Copy out all lines from the material that contain the string "true".
[Provided information Boundary: Start]
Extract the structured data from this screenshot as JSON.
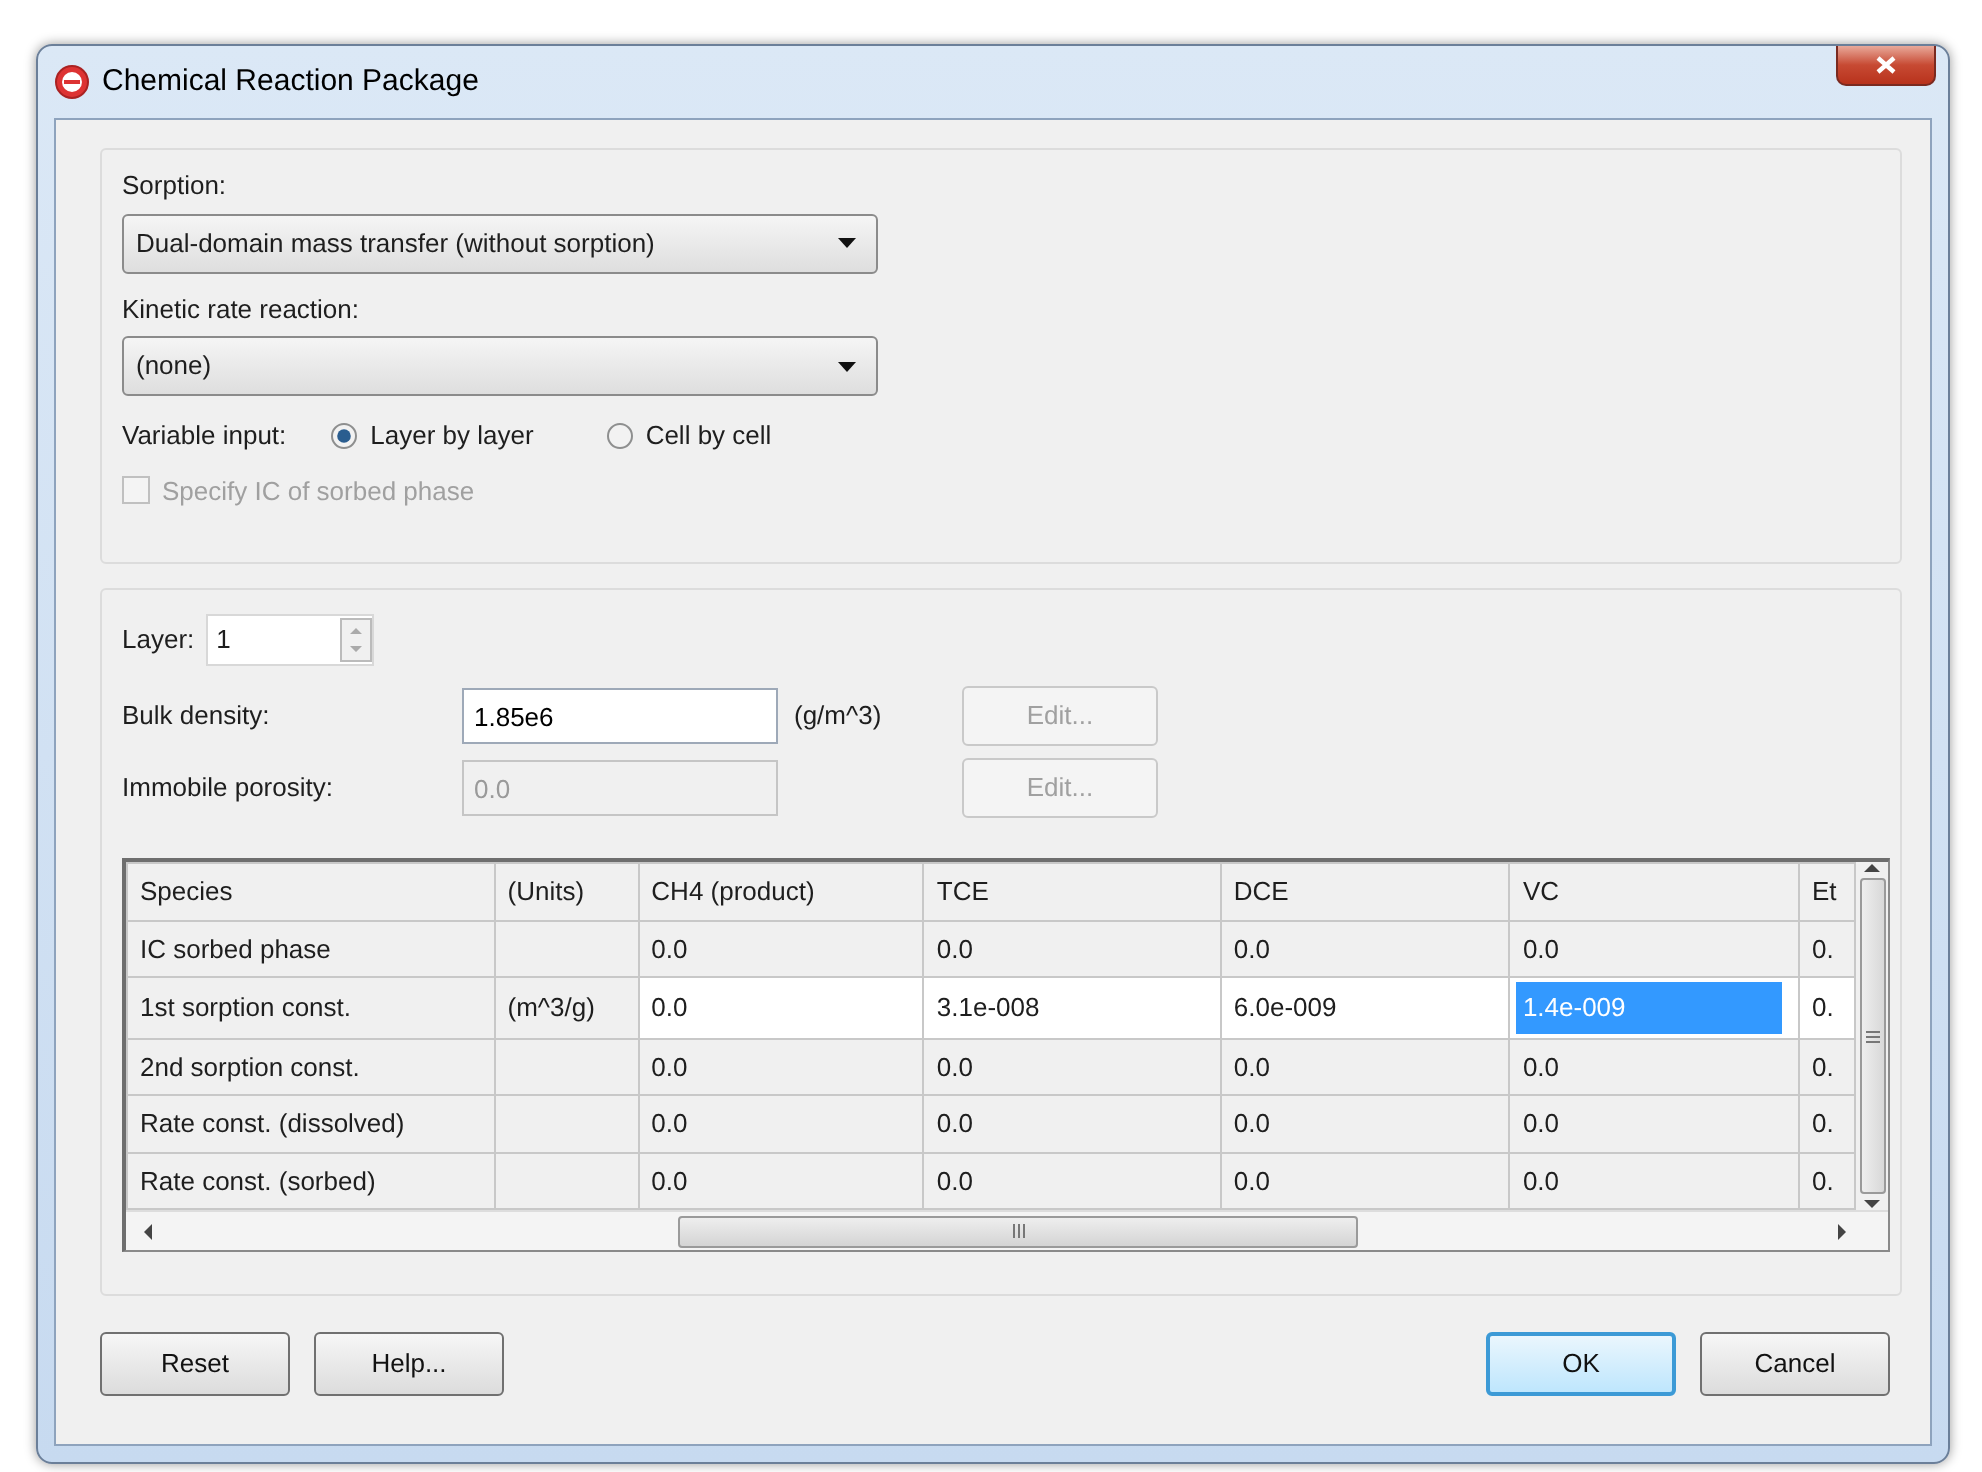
{
  "window": {
    "title": "Chemical Reaction Package"
  },
  "sorption": {
    "label": "Sorption:",
    "value": "Dual-domain mass transfer (without sorption)"
  },
  "kinetic": {
    "label": "Kinetic rate reaction:",
    "value": "(none)"
  },
  "variable_input": {
    "label": "Variable input:",
    "options": [
      {
        "label": "Layer by layer",
        "selected": true
      },
      {
        "label": "Cell by cell",
        "selected": false
      }
    ]
  },
  "specify_ic": {
    "label": "Specify IC of sorbed phase",
    "checked": false,
    "disabled": true
  },
  "layer": {
    "label": "Layer:",
    "value": "1"
  },
  "fields": [
    {
      "label": "Bulk density:",
      "value": "1.85e6",
      "units": "(g/m^3)",
      "disabled": false,
      "button": "Edit..."
    },
    {
      "label": "Immobile porosity:",
      "value": "0.0",
      "disabled": true,
      "button": "Edit..."
    }
  ],
  "table": {
    "columns": [
      "Species",
      "(Units)",
      "CH4 (product)",
      "TCE",
      "DCE",
      "VC",
      "Et"
    ],
    "rows": [
      {
        "current": false,
        "cells": [
          {
            "text": "IC sorbed phase",
            "selected": false
          },
          {
            "text": "",
            "selected": false
          },
          {
            "text": "0.0",
            "selected": false
          },
          {
            "text": "0.0",
            "selected": false
          },
          {
            "text": "0.0",
            "selected": false
          },
          {
            "text": "0.0",
            "selected": false
          },
          {
            "text": "0.",
            "selected": false
          }
        ]
      },
      {
        "current": true,
        "cells": [
          {
            "text": "1st sorption const.",
            "selected": false
          },
          {
            "text": "(m^3/g)",
            "selected": false
          },
          {
            "text": "0.0",
            "selected": false
          },
          {
            "text": "3.1e-008",
            "selected": false
          },
          {
            "text": "6.0e-009",
            "selected": false
          },
          {
            "text": "1.4e-009",
            "selected": true
          },
          {
            "text": "0.",
            "selected": false
          }
        ]
      },
      {
        "current": false,
        "cells": [
          {
            "text": "2nd sorption const.",
            "selected": false
          },
          {
            "text": "",
            "selected": false
          },
          {
            "text": "0.0",
            "selected": false
          },
          {
            "text": "0.0",
            "selected": false
          },
          {
            "text": "0.0",
            "selected": false
          },
          {
            "text": "0.0",
            "selected": false
          },
          {
            "text": "0.",
            "selected": false
          }
        ]
      },
      {
        "current": false,
        "cells": [
          {
            "text": "Rate const. (dissolved)",
            "selected": false
          },
          {
            "text": "",
            "selected": false
          },
          {
            "text": "0.0",
            "selected": false
          },
          {
            "text": "0.0",
            "selected": false
          },
          {
            "text": "0.0",
            "selected": false
          },
          {
            "text": "0.0",
            "selected": false
          },
          {
            "text": "0.",
            "selected": false
          }
        ]
      },
      {
        "current": false,
        "cells": [
          {
            "text": "Rate const. (sorbed)",
            "selected": false
          },
          {
            "text": "",
            "selected": false
          },
          {
            "text": "0.0",
            "selected": false
          },
          {
            "text": "0.0",
            "selected": false
          },
          {
            "text": "0.0",
            "selected": false
          },
          {
            "text": "0.0",
            "selected": false
          },
          {
            "text": "0.",
            "selected": false
          }
        ]
      }
    ]
  },
  "buttons": {
    "left": [
      {
        "label": "Reset",
        "default": false
      },
      {
        "label": "Help...",
        "default": false
      }
    ],
    "right": [
      {
        "label": "OK",
        "default": true
      },
      {
        "label": "Cancel",
        "default": false
      }
    ]
  }
}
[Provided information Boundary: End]
> **Response**:
        "selected": true
    "disabled": true
      "disabled": true,
        "current": true,
            "selected": true
        "default": true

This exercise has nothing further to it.